Simpson and his donkey (flanked by oaks) the wear a very very popular memorial statue

Thursday, August 19, 2010

Less famous Veteran trees around Springbrook

Some shots of some less famous Veteran Trees to be found around Springbrook National Park....what they lack in fame they make up for in appearance!

This one appears to be sitting on top of a young boy....
The view aloft

Spiralling habitat

Are all the interesting trees twisted?

Might be middle earth...or a druid chapel

Some looking down now to rest those tired neck muscles, some very lovely Cortinarius sp growing in amongst the moss and leaf litter.
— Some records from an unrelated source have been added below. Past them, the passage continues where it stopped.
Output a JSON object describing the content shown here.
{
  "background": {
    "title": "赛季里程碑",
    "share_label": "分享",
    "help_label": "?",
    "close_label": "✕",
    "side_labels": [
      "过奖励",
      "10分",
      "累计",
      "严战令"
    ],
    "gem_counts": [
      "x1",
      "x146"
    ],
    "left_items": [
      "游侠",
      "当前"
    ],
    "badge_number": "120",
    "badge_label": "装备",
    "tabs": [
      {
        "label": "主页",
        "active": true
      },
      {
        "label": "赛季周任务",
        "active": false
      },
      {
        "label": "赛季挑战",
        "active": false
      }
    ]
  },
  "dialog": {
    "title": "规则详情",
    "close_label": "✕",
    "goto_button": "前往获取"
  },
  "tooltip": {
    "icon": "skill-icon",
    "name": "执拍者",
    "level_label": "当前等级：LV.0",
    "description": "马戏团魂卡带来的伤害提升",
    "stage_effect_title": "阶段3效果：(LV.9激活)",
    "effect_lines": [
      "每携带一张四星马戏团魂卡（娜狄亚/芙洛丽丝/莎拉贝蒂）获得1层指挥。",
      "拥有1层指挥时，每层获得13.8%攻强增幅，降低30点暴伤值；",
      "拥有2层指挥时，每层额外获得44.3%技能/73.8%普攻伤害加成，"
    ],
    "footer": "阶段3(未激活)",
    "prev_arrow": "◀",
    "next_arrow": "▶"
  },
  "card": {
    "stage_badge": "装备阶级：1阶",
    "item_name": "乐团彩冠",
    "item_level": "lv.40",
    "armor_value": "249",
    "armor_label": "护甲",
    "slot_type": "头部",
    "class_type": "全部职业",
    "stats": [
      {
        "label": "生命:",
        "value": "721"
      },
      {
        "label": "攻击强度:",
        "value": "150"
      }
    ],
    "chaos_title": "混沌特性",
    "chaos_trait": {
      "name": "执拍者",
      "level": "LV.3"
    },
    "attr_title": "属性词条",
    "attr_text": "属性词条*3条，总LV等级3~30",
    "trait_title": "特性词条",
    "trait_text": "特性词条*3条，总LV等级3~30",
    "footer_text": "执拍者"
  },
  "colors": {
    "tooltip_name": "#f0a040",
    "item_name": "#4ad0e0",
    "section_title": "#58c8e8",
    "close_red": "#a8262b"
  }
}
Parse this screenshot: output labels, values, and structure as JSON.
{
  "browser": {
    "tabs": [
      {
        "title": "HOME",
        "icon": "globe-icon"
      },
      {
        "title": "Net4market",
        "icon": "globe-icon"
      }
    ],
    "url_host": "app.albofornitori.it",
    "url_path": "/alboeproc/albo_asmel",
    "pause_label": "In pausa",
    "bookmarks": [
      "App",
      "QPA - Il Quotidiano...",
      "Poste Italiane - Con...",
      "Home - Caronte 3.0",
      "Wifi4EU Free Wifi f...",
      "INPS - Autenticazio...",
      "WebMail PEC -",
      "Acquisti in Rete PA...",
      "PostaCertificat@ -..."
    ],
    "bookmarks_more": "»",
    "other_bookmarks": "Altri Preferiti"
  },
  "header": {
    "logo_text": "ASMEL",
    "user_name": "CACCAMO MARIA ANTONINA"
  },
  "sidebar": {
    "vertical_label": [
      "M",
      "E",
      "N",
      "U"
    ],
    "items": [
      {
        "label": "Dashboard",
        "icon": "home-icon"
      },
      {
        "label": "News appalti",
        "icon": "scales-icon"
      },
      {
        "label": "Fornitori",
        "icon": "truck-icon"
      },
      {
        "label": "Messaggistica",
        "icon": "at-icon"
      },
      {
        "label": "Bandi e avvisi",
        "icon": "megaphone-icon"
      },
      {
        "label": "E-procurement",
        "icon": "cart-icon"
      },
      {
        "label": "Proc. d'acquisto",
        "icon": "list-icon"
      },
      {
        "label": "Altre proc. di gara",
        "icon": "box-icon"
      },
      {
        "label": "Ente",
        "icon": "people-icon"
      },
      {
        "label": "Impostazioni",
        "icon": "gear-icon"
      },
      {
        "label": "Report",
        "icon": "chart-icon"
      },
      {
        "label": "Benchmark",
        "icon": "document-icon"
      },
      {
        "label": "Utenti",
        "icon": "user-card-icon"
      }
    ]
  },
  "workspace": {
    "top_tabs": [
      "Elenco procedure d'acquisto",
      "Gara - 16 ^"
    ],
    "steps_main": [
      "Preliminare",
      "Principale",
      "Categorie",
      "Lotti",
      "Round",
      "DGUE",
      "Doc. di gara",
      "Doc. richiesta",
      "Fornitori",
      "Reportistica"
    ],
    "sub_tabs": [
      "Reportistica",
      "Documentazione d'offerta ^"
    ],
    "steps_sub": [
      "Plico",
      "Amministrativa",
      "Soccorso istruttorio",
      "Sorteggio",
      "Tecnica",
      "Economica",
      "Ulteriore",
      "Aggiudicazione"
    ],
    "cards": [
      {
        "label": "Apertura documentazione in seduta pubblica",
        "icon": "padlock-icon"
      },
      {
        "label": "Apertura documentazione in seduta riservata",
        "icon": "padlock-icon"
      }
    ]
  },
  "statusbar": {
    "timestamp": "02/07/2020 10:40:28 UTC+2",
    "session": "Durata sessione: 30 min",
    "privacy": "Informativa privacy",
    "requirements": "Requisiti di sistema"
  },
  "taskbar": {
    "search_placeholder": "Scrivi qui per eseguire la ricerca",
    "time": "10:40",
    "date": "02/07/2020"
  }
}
A fairly common but nevertheless beautiful little fungi is Coprinellus disseminatus ~ the fairy ink cap, as a saprophyte this hard working little fella is a good indication of the presence of an old stump, or large root in the ground. Interestingly the caps start out being pale cream then change to the lovely soft grey you can see.

Saturday, August 14, 2010

Antarctic beech trees of Springbrook ~ Nothofagus moorei

There is something quite spooky about the spot on top Springbrook where these relics of Gondwana live...especially if your visit coincides with the mists drifting in....

However even in the crisp clear light of a cool spring day these trees still manage to mesmerise me, the age of the root crown and lower stems could span out to 2000 years.

Nothofagus moorei ~ Antarctic beech only grow in a few spots in Australia they need the unique environment of a cool temperate rainforest between altitudes of 500m - 1500m, they will even tolerate snowfall....not much of that at Springbrook mind you!

There has been prolonged debate about just how the populations in such isolated spots like Springbrook are managing to reproduce...was it just through suckering (vegetative reproduction) or could they be producing viable seed through sexual reproduction, apparently viable seed production is possible.

Clearly the limtations of their distribution to these very climate specific locations supports the theory that they are remnants from a time when cooler conditions were far more widespread.

Its a bit funny to think of these trees really liking it even cooler when you are up on the top of Springbrook on a windy rainy cold grey day.......

but thats trees for you....even the ancient ones are fickle things!